TASK ::
Please repeat every entry, keeping each one exactly the same.

RECORDS SUPPLIED ::

»»

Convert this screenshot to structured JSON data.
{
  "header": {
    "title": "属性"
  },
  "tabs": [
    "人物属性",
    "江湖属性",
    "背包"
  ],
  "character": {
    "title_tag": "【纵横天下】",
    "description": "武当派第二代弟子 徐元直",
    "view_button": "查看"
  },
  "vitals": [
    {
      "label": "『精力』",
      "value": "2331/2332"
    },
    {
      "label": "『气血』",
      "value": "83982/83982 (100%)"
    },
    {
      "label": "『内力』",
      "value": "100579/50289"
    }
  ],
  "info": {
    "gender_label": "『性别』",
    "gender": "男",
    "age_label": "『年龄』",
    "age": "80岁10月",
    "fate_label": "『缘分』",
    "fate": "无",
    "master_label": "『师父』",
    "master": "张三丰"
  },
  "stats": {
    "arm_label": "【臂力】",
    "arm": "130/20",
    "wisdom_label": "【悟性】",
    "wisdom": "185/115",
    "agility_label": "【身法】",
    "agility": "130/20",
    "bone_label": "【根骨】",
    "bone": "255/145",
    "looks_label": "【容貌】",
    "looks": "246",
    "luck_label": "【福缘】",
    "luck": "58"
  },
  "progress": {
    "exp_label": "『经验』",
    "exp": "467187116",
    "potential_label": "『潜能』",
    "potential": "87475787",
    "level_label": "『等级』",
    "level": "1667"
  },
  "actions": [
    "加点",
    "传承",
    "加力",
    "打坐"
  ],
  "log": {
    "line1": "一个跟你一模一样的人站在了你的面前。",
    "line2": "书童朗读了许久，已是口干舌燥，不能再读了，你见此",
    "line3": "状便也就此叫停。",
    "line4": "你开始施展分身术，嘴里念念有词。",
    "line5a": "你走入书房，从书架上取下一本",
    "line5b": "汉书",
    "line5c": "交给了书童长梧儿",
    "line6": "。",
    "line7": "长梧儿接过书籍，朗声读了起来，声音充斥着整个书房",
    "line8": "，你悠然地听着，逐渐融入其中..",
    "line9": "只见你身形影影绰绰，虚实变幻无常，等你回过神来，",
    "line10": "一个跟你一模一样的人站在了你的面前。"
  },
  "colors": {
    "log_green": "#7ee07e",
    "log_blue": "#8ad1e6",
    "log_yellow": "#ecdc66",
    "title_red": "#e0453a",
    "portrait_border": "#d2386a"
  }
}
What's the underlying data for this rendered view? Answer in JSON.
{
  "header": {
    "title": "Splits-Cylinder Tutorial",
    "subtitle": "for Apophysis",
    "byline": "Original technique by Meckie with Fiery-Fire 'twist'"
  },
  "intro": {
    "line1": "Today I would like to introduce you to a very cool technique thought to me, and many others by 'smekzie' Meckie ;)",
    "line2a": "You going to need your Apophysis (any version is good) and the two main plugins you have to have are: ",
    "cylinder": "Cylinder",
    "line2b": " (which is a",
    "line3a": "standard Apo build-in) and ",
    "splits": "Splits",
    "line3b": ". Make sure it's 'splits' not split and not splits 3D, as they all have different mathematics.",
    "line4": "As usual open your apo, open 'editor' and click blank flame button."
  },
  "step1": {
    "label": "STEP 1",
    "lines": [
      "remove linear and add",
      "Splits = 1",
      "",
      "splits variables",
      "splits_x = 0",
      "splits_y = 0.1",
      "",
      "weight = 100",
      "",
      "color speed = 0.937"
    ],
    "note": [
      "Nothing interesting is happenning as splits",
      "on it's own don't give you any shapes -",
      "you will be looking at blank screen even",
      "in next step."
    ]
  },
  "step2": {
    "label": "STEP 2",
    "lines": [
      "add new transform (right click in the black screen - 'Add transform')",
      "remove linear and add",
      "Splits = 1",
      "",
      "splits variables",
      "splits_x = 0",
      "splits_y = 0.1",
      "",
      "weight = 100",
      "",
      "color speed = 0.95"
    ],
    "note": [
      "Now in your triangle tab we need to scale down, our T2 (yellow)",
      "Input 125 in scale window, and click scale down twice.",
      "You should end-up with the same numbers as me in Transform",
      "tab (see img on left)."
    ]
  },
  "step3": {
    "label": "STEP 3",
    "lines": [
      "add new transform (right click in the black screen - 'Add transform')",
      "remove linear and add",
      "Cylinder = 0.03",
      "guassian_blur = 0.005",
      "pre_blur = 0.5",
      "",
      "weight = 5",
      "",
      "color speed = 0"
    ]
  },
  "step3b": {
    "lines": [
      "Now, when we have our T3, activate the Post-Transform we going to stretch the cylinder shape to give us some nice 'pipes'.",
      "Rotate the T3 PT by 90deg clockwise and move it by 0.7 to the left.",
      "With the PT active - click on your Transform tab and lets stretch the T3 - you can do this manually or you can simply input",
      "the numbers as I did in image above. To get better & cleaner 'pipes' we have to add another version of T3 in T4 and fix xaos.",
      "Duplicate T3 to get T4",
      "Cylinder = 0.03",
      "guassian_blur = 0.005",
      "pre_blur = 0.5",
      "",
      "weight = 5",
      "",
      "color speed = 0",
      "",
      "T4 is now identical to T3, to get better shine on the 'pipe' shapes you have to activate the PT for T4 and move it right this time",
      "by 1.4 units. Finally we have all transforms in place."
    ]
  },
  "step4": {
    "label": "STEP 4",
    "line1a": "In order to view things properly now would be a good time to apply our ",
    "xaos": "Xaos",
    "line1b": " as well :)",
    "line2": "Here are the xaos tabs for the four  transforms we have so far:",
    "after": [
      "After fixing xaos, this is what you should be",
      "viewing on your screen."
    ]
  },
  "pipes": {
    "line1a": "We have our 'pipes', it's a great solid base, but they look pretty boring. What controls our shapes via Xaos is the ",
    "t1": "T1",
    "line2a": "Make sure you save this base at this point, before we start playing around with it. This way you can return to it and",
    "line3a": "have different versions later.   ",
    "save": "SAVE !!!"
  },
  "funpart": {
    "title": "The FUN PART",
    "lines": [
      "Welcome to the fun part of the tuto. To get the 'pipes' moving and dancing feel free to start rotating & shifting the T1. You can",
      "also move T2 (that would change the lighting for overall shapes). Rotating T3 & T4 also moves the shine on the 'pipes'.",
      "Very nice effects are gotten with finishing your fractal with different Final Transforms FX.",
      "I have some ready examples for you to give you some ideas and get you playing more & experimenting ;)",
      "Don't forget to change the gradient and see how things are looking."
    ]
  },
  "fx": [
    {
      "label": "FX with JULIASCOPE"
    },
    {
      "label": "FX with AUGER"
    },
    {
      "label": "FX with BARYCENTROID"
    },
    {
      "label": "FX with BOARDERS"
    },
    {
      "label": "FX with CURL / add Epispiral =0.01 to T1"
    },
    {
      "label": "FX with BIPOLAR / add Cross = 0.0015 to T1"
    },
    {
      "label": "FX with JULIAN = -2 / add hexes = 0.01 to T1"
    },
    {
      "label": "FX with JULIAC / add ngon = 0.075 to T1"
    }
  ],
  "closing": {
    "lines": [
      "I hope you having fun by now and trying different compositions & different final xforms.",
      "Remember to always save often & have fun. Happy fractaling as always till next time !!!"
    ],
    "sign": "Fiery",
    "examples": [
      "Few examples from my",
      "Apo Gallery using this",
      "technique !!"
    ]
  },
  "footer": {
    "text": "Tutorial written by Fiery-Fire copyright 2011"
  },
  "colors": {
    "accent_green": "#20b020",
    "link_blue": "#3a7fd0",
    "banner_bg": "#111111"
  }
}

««

ANSWER TO THIS EXERCISE ::
Convert this screenshot to structured JSON data.
{
  "header": {
    "title": "属性"
  },
  "tabs": [
    "人物属性",
    "江湖属性",
    "背包"
  ],
  "character": {
    "title_tag": "【纵横天下】",
    "description": "武当派第二代弟子 徐元直",
    "view_button": "查看"
  },
  "vitals": [
    {
      "label": "『精力』",
      "value": "2331/2332"
    },
    {
      "label": "『气血』",
      "value": "83982/83982 (100%)"
    },
    {
      "label": "『内力』",
      "value": "100579/50289"
    }
  ],
  "info": {
    "gender_label": "『性别』",
    "gender": "男",
    "age_label": "『年龄』",
    "age": "80岁10月",
    "fate_label": "『缘分』",
    "fate": "无",
    "master_label": "『师父』",
    "master": "张三丰"
  },
  "stats": {
    "arm_label": "【臂力】",
    "arm": "130/20",
    "wisdom_label": "【悟性】",
    "wisdom": "185/115",
    "agility_label": "【身法】",
    "agility": "130/20",
    "bone_label": "【根骨】",
    "bone": "255/145",
    "looks_label": "【容貌】",
    "looks": "246",
    "luck_label": "【福缘】",
    "luck": "58"
  },
  "progress": {
    "exp_label": "『经验』",
    "exp": "467187116",
    "potential_label": "『潜能』",
    "potential": "87475787",
    "level_label": "『等级』",
    "level": "1667"
  },
  "actions": [
    "加点",
    "传承",
    "加力",
    "打坐"
  ],
  "log": {
    "line1": "一个跟你一模一样的人站在了你的面前。",
    "line2": "书童朗读了许久，已是口干舌燥，不能再读了，你见此",
    "line3": "状便也就此叫停。",
    "line4": "你开始施展分身术，嘴里念念有词。",
    "line5a": "你走入书房，从书架上取下一本",
    "line5b": "汉书",
    "line5c": "交给了书童长梧儿",
    "line6": "。",
    "line7": "长梧儿接过书籍，朗声读了起来，声音充斥着整个书房",
    "line8": "，你悠然地听着，逐渐融入其中..",
    "line9": "只见你身形影影绰绰，虚实变幻无常，等你回过神来，",
    "line10": "一个跟你一模一样的人站在了你的面前。"
  },
  "colors": {
    "log_green": "#7ee07e",
    "log_blue": "#8ad1e6",
    "log_yellow": "#ecdc66",
    "title_red": "#e0453a",
    "portrait_border": "#d2386a"
  }
}
What's the underlying data for this rendered view? Answer in JSON.
{
  "header": {
    "title": "Splits-Cylinder Tutorial",
    "subtitle": "for Apophysis",
    "byline": "Original technique by Meckie with Fiery-Fire 'twist'"
  },
  "intro": {
    "line1": "Today I would like to introduce you to a very cool technique thought to me, and many others by 'smekzie' Meckie ;)",
    "line2a": "You going to need your Apophysis (any version is good) and the two main plugins you have to have are: ",
    "cylinder": "Cylinder",
    "line2b": " (which is a",
    "line3a": "standard Apo build-in) and ",
    "splits": "Splits",
    "line3b": ". Make sure it's 'splits' not split and not splits 3D, as they all have different mathematics.",
    "line4": "As usual open your apo, open 'editor' and click blank flame button."
  },
  "step1": {
    "label": "STEP 1",
    "lines": [
      "remove linear and add",
      "Splits = 1",
      "",
      "splits variables",
      "splits_x = 0",
      "splits_y = 0.1",
      "",
      "weight = 100",
      "",
      "color speed = 0.937"
    ],
    "note": [
      "Nothing interesting is happenning as splits",
      "on it's own don't give you any shapes -",
      "you will be looking at blank screen even",
      "in next step."
    ]
  },
  "step2": {
    "label": "STEP 2",
    "lines": [
      "add new transform (right click in the black screen - 'Add transform')",
      "remove linear and add",
      "Splits = 1",
      "",
      "splits variables",
      "splits_x = 0",
      "splits_y = 0.1",
      "",
      "weight = 100",
      "",
      "color speed = 0.95"
    ],
    "note": [
      "Now in your triangle tab we need to scale down, our T2 (yellow)",
      "Input 125 in scale window, and click scale down twice.",
      "You should end-up with the same numbers as me in Transform",
      "tab (see img on left)."
    ]
  },
  "step3": {
    "label": "STEP 3",
    "lines": [
      "add new transform (right click in the black screen - 'Add transform')",
      "remove linear and add",
      "Cylinder = 0.03",
      "guassian_blur = 0.005",
      "pre_blur = 0.5",
      "",
      "weight = 5",
      "",
      "color speed = 0"
    ]
  },
  "step3b": {
    "lines": [
      "Now, when we have our T3, activate the Post-Transform we going to stretch the cylinder shape to give us some nice 'pipes'.",
      "Rotate the T3 PT by 90deg clockwise and move it by 0.7 to the left.",
      "With the PT active - click on your Transform tab and lets stretch the T3 - you can do this manually or you can simply input",
      "the numbers as I did in image above. To get better & cleaner 'pipes' we have to add another version of T3 in T4 and fix xaos.",
      "Duplicate T3 to get T4",
      "Cylinder = 0.03",
      "guassian_blur = 0.005",
      "pre_blur = 0.5",
      "",
      "weight = 5",
      "",
      "color speed = 0",
      "",
      "T4 is now identical to T3, to get better shine on the 'pipe' shapes you have to activate the PT for T4 and move it right this time",
      "by 1.4 units. Finally we have all transforms in place."
    ]
  },
  "step4": {
    "label": "STEP 4",
    "line1a": "In order to view things properly now would be a good time to apply our ",
    "xaos": "Xaos",
    "line1b": " as well :)",
    "line2": "Here are the xaos tabs for the four  transforms we have so far:",
    "after": [
      "After fixing xaos, this is what you should be",
      "viewing on your screen."
    ]
  },
  "pipes": {
    "line1a": "We have our 'pipes', it's a great solid base, but they look pretty boring. What controls our shapes via Xaos is the ",
    "t1": "T1",
    "line2a": "Make sure you save this base at this point, before we start playing around with it. This way you can return to it and",
    "line3a": "have different versions later.   ",
    "save": "SAVE !!!"
  },
  "funpart": {
    "title": "The FUN PART",
    "lines": [
      "Welcome to the fun part of the tuto. To get the 'pipes' moving and dancing feel free to start rotating & shifting the T1. You can",
      "also move T2 (that would change the lighting for overall shapes). Rotating T3 & T4 also moves the shine on the 'pipes'.",
      "Very nice effects are gotten with finishing your fractal with different Final Transforms FX.",
      "I have some ready examples for you to give you some ideas and get you playing more & experimenting ;)",
      "Don't forget to change the gradient and see how things are looking."
    ]
  },
  "fx": [
    {
      "label": "FX with JULIASCOPE"
    },
    {
      "label": "FX with AUGER"
    },
    {
      "label": "FX with BARYCENTROID"
    },
    {
      "label": "FX with BOARDERS"
    },
    {
      "label": "FX with CURL / add Epispiral =0.01 to T1"
    },
    {
      "label": "FX with BIPOLAR / add Cross = 0.0015 to T1"
    },
    {
      "label": "FX with JULIAN = -2 / add hexes = 0.01 to T1"
    },
    {
      "label": "FX with JULIAC / add ngon = 0.075 to T1"
    }
  ],
  "closing": {
    "lines": [
      "I hope you having fun by now and trying different compositions & different final xforms.",
      "Remember to always save often & have fun. Happy fractaling as always till next time !!!"
    ],
    "sign": "Fiery",
    "examples": [
      "Few examples from my",
      "Apo Gallery using this",
      "technique !!"
    ]
  },
  "footer": {
    "text": "Tutorial written by Fiery-Fire copyright 2011"
  },
  "colors": {
    "accent_green": "#20b020",
    "link_blue": "#3a7fd0",
    "banner_bg": "#111111"
  }
}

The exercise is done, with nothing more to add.